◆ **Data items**
[Start of Attachment]
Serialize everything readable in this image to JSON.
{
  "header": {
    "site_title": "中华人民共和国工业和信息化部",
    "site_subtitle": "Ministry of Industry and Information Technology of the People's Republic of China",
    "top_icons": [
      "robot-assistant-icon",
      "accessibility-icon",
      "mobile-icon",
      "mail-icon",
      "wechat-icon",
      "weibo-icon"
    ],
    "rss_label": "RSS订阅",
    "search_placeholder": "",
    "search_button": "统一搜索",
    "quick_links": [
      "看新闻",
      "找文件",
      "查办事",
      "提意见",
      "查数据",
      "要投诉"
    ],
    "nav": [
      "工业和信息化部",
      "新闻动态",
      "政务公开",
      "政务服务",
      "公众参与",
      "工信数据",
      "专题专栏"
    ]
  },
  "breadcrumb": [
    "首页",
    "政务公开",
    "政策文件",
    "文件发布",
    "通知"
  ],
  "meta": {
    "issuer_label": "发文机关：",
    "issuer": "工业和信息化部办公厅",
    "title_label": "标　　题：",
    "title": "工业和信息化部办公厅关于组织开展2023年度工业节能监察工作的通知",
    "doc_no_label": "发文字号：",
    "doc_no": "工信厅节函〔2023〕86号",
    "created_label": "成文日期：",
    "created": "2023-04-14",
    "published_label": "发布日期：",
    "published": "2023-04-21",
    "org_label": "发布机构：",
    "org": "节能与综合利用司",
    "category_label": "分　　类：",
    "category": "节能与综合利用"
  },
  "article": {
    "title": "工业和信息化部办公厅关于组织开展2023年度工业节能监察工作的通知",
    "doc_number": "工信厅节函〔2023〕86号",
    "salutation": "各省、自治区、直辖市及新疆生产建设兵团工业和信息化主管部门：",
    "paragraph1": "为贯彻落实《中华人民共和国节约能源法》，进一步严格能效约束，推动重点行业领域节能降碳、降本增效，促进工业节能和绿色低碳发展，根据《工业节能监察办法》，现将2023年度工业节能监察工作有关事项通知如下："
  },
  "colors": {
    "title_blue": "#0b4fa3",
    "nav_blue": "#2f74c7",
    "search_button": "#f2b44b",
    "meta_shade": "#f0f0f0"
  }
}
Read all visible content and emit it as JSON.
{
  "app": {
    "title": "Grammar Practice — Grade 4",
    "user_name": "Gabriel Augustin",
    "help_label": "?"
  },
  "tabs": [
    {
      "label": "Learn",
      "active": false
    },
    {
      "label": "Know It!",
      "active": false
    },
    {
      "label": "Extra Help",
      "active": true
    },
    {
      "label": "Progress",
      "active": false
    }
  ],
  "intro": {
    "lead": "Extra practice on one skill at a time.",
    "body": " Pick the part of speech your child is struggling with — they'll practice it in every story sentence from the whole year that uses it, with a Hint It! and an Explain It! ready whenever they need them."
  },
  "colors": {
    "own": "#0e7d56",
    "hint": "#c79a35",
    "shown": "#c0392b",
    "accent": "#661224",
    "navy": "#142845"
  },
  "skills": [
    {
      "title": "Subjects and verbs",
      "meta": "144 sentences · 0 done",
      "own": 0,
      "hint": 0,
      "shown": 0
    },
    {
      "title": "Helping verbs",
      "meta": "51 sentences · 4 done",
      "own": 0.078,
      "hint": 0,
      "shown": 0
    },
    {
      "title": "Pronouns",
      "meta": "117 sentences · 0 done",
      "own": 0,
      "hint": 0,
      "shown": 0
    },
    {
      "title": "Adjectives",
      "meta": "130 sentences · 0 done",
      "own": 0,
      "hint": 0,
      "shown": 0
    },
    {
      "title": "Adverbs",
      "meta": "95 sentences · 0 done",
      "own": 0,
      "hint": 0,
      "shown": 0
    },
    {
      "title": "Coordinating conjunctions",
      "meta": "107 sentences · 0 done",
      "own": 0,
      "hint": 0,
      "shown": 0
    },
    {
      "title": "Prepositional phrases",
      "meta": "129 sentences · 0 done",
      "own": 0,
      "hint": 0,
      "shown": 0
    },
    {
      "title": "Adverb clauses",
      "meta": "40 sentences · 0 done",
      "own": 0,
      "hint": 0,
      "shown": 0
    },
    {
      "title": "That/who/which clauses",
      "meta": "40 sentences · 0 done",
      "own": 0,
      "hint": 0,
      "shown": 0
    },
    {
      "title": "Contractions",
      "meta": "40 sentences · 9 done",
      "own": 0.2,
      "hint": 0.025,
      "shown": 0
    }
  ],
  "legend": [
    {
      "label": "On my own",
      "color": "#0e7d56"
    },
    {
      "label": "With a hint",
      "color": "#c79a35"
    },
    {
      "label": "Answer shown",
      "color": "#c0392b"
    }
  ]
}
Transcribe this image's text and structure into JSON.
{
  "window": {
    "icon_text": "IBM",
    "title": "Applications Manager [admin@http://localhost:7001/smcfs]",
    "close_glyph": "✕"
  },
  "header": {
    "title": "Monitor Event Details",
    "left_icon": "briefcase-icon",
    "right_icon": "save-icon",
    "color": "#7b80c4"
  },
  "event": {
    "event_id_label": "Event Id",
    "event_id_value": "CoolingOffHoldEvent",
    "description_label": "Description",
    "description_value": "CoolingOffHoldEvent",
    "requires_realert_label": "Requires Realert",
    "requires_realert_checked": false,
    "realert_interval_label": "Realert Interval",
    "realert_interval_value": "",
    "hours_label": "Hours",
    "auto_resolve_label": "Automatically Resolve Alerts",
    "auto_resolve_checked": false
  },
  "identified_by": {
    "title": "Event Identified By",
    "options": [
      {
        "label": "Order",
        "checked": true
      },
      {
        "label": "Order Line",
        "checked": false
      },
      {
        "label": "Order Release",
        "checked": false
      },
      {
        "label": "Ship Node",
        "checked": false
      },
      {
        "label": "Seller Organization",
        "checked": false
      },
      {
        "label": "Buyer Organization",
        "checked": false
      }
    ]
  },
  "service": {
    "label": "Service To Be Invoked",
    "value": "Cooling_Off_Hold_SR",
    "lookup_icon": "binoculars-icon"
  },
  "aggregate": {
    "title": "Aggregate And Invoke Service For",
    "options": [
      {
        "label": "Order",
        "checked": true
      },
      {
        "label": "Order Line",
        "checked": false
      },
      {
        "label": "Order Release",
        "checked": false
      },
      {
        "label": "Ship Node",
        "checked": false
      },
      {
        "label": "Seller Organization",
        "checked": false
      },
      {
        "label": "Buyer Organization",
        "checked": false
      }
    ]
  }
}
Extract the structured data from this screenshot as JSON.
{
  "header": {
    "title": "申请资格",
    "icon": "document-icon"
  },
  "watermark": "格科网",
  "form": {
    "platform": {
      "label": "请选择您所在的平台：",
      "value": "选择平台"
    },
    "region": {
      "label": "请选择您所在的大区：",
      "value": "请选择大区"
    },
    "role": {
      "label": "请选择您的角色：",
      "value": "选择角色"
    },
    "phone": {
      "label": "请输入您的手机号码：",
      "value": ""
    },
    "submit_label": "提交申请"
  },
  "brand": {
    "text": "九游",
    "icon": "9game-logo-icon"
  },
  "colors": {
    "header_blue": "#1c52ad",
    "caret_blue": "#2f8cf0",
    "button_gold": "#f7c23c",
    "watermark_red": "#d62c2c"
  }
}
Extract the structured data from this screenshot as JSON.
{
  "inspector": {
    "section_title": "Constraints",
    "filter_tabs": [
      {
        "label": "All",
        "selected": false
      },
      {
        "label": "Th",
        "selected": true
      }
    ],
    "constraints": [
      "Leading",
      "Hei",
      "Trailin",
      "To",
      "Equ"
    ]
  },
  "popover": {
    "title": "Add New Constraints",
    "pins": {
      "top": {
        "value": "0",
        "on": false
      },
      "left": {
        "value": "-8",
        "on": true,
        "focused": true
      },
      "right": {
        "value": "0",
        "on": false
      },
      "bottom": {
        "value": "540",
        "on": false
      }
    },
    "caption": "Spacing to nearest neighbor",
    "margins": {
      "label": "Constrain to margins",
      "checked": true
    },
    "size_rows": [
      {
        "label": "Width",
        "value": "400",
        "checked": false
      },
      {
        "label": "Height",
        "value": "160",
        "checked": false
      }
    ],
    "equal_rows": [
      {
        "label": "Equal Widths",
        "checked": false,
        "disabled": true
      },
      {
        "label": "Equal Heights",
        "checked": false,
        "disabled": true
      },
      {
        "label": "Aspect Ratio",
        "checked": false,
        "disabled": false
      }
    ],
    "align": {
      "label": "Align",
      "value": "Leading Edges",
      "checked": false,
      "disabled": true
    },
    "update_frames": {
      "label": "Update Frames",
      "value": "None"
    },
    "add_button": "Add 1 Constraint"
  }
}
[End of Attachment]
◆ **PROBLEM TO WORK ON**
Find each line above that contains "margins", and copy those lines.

◆ **RESPONSE TO THE TASK**
    "margins": {
      "label": "Constrain to margins",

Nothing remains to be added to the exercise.